No time like the present to get back on track, eh? Here are some things I’ve consumed in the past couple of weeks.
Last weekend we watched the second season of Fortitude, not long after seeing the first. I’m not sure the second was as good, but it wasn’t bad. Second seasons must be hard, especially when the drama’s set in such a special place; you no longer have the novelty of the setting to keep it interesting.
Still, it was a good watch, with Ken Stott, Dennis Quaid, Robert Sheehan and Richard Dormer trying to outdo each other in the “Look at me acting! I’m having SO MUCH FUN!” stakes. All of them very good. I’d also like to see a spin-off series based on Petra (Alexandra Moen) and Ingrid (Mia Jexen), the two policewomen who have little confidence in their abilities but are actually always right.
We occasionally dip into episodes of 1980s Top of the Pops, repeated on BBC FOUR, as good background listening/watching. I’m always surprised how varied the line-ups are. So many different styles and qualities. It’s not like, say, Jools Holland hosting an “eclectic” selection of tasteful modern tunes. These feel entirely random, like music that should never be heard in the same half-hour.

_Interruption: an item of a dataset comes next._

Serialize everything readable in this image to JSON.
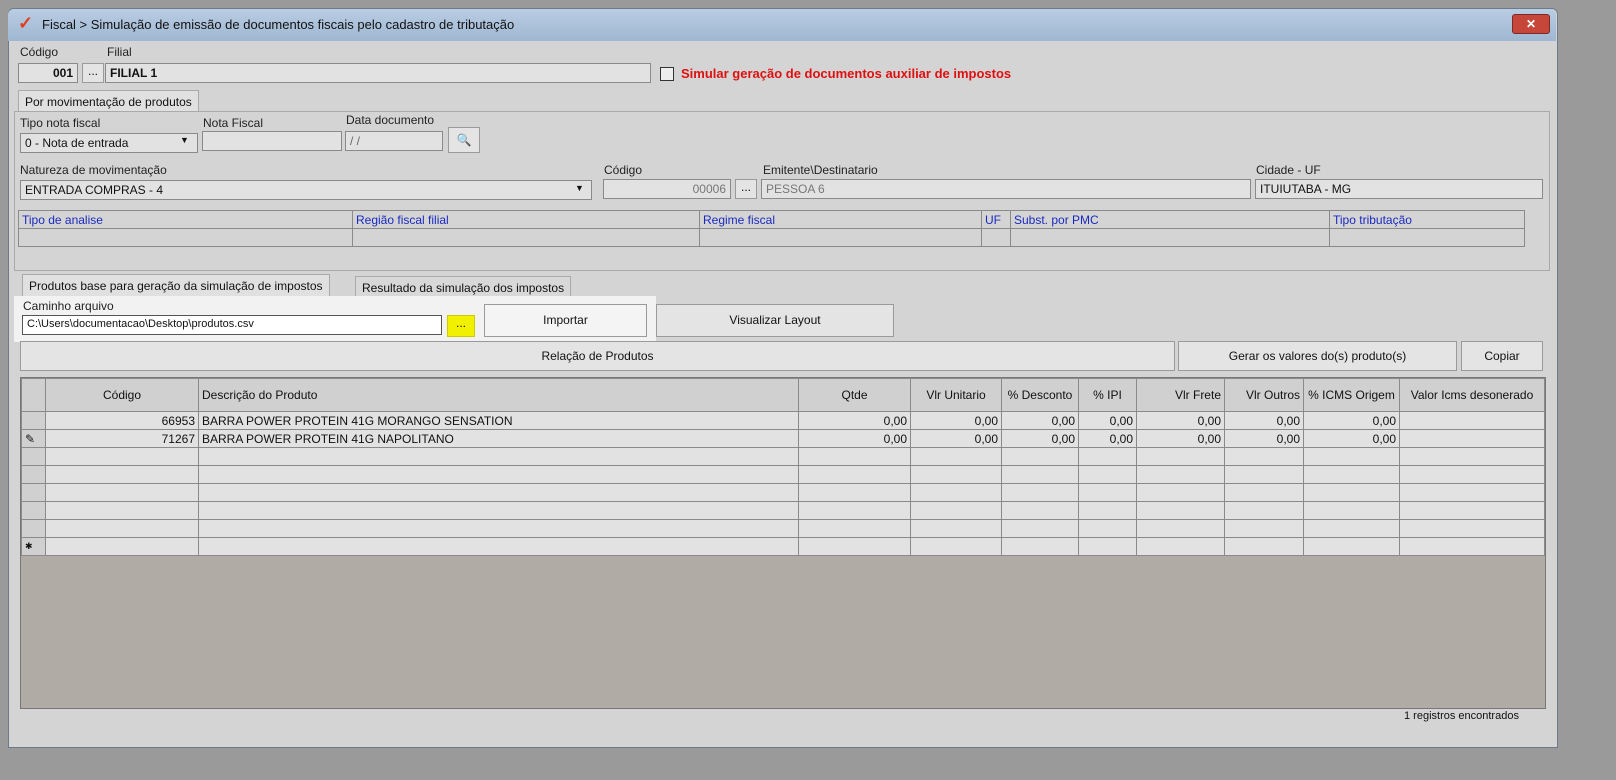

The 1982 episode we saw recently, hosted by John Peel, started with Motörhead performing Iron Fist, in that neon studio full of 1980s pop fans in their best going out gear. Strong. It then veered over to the smooth sounds of Imagination doing Just an Illusion. We had Classix Nouveaux and Is it a Dream, a band and song I had no memory of. Then two squeaky clean, so very 1980s, couples, Dollar and Bardo. (Look at Bardo! Bless!) The, er, timeless Status Quo with Dear John and then… Japan doing Ghosts. Amazing, watch this, and imagine you’re sitting at home with the rest of your family on a Thursday evening, because there’s nothing else to do, and after all that pop this comes on… and goes on and on…
It was another five years or so before I got into David Sylvian, via an enthusiastic friend, and I can’t imagine what I’d have made of seeing that at the age of 11. “Boring,” I’d probably have thought. Idiot. It’s as if I was a child.
None of which is to say, as so many people in their 40s-plus tend to, “The charts were so much better then! Real music, not like today!” I’m only reasonably sure there was more variety, if such a thing can be quantified, and some of that is because there was a lot more terrible novelty tosh. Great fun to watch though. From a safe distance of 30+ years.
Finally, I read Consider Phlebas recently, by Iain M. Banks. Lots of friends have, it seems, read all of Banks’ Culture novels. I think I might have read one in the late 1990s but I can’t even remember which one, and it didn’t grab me enough to try any others. But given that Consider Phlebas is going to be an Amazon TV series I thought I’d give it a go, as my last chance to read it before it became something else, different. I liked it. I tend to prefer my science fiction to be solidly Earth-based, but this was… fine. Not life-changing but fine. The MacGuffin-fuelled plot dragged a bit toward the end, so I’m eyeing some of the thicker Culture novels at the library warily, but I may continue.
That’s all. We’re back on the horse. Have a good week.